I love God and know he is there by my side. This I have never doubted. Baptized in the Roman Catholic Church and raised in Christian churches of various denominations, I would always be able to sense God’s presence in the midst of chaos. I’d be able to look up at the sunrise or sunset and know that everything would be OK, even if I couldn’t imagine how.

And I believed that God was with me throughout all of this, too. The insomnia. The shame and guilt. The whispers that haunted me.

In my younger days, I learned at church that we should not talk about painful things, but instead sweep them under the rug. Talking about these sorts of things proved you were bad and God needed to punish you.

I ignored that advice.

When I was at a full tilt of my postpartum psychosis (which was misdiagnosed as bipolar), I had lunch with a “friend.” But when I shared about the depression I was experiencing, she said I was being punished for my lack of faith and trust in God. She said I had to have been bad in my previous life and that’s why I was struggling.

When I shared that I thought I should maybe see a therapist and how medication might help, I was told that if I went to church, it would get better and that medication isn’t God’s way. She thought I was dealing with this because I didn’t have my oldest son baptized and this was God’s way to punish me.

Sorry, but that is not how God rolls.

Things got worse. Though I had two amazing children, I just couldn’t anymore. I had a plan, a method, a date. I arranged for someone to pick up the boys for me. I had written my letters of goodbye.

Earlier, I had a made an appointment to see a postpartum depression support group facilitator, but I didn’t want to go. In tears, I prayed for guidance. I begged God to help me. I asked him for direction. As I picked up the phone to call and cancel my meeting, I felt a pull. In a brief moment of quiet in my head, I heard, “Don’t do it. Trust me.” I put the phone down and went to my meeting.

There, I broke down. I spent a week in the hospital for my own safety.

For my recovery, for my healing, I needed therapy. I still do. I needed medication. I still do. I needed hospitalization, and I know that if I ever need it again, it would be OK. God will be with me. He is my strength. He gives me hope. And through my battle with postpartum mood disorders, he was standing with me each step of the way.
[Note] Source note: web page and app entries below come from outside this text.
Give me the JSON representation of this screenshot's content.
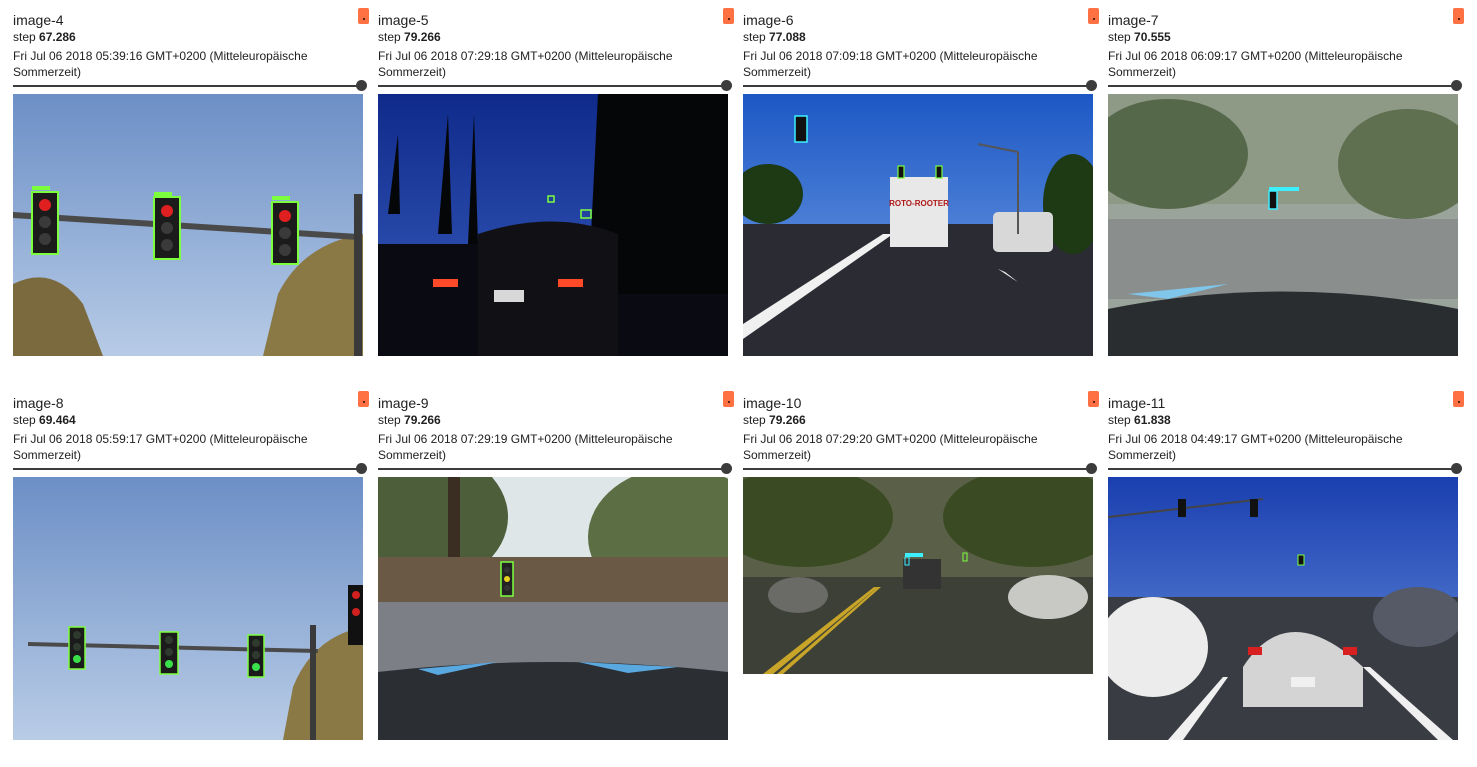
{
  "cards": [
    {
      "title": "image-4",
      "step_label": "step",
      "step_value": "67.286",
      "timestamp": "Fri Jul 06 2018 05:39:16 GMT+0200 (Mitteleuropäische Sommerzeit)"
    },
    {
      "title": "image-5",
      "step_label": "step",
      "step_value": "79.266",
      "timestamp": "Fri Jul 06 2018 07:29:18 GMT+0200 (Mitteleuropäische Sommerzeit)"
    },
    {
      "title": "image-6",
      "step_label": "step",
      "step_value": "77.088",
      "timestamp": "Fri Jul 06 2018 07:09:18 GMT+0200 (Mitteleuropäische Sommerzeit)"
    },
    {
      "title": "image-7",
      "step_label": "step",
      "step_value": "70.555",
      "timestamp": "Fri Jul 06 2018 06:09:17 GMT+0200 (Mitteleuropäische Sommerzeit)"
    },
    {
      "title": "image-8",
      "step_label": "step",
      "step_value": "69.464",
      "timestamp": "Fri Jul 06 2018 05:59:17 GMT+0200 (Mitteleuropäische Sommerzeit)"
    },
    {
      "title": "image-9",
      "step_label": "step",
      "step_value": "79.266",
      "timestamp": "Fri Jul 06 2018 07:29:19 GMT+0200 (Mitteleuropäische Sommerzeit)"
    },
    {
      "title": "image-10",
      "step_label": "step",
      "step_value": "79.266",
      "timestamp": "Fri Jul 06 2018 07:29:20 GMT+0200 (Mitteleuropäische Sommerzeit)"
    },
    {
      "title": "image-11",
      "step_label": "step",
      "step_value": "61.838",
      "timestamp": "Fri Jul 06 2018 04:49:17 GMT+0200 (Mitteleuropäische Sommerzeit)"
    }
  ],
  "colors": {
    "pin_icon": "#ff7043",
    "slider": "#3c3c3c",
    "detection_box_green": "#7cff3c",
    "detection_box_cyan": "#3cf0ff"
  },
  "truck_text": "ROTO-ROOTER"
}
A few years ago, we found a new church. When I started sharing tiny bits and pieces of my experience with mental illness, I wasn’t shamed. I wasn’t judged. I wasn’t condemned. I was embraced. I was loved. I was encouraged.
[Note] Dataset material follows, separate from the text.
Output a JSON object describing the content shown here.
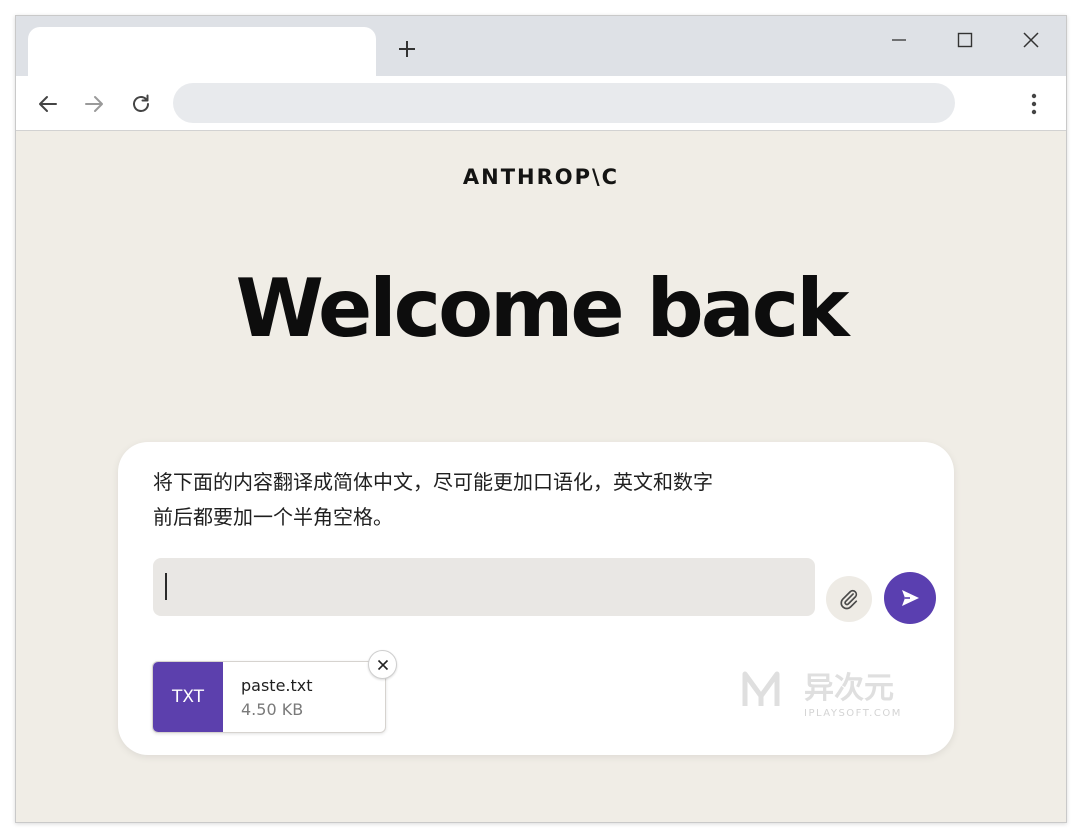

My youngest is now 8 years old. He is my snuggle bug. My reading buddy. My library junkie. He cooks with me. We go for walks and we talk about everything. Though he doesn’t know this (yet), all those years ago, he saved me from myself. He is my hero, my heart, my reason. I know without a doubt, God blessed me when he gave us Little Dude.

I continue to share bits and pieces of my postpartum story with members from my new church, even when I’m terrified.

Now, when I reveal my pain, I’m given hugs, love and compassion. And I hear the simple, beautiful words: “Thank you.”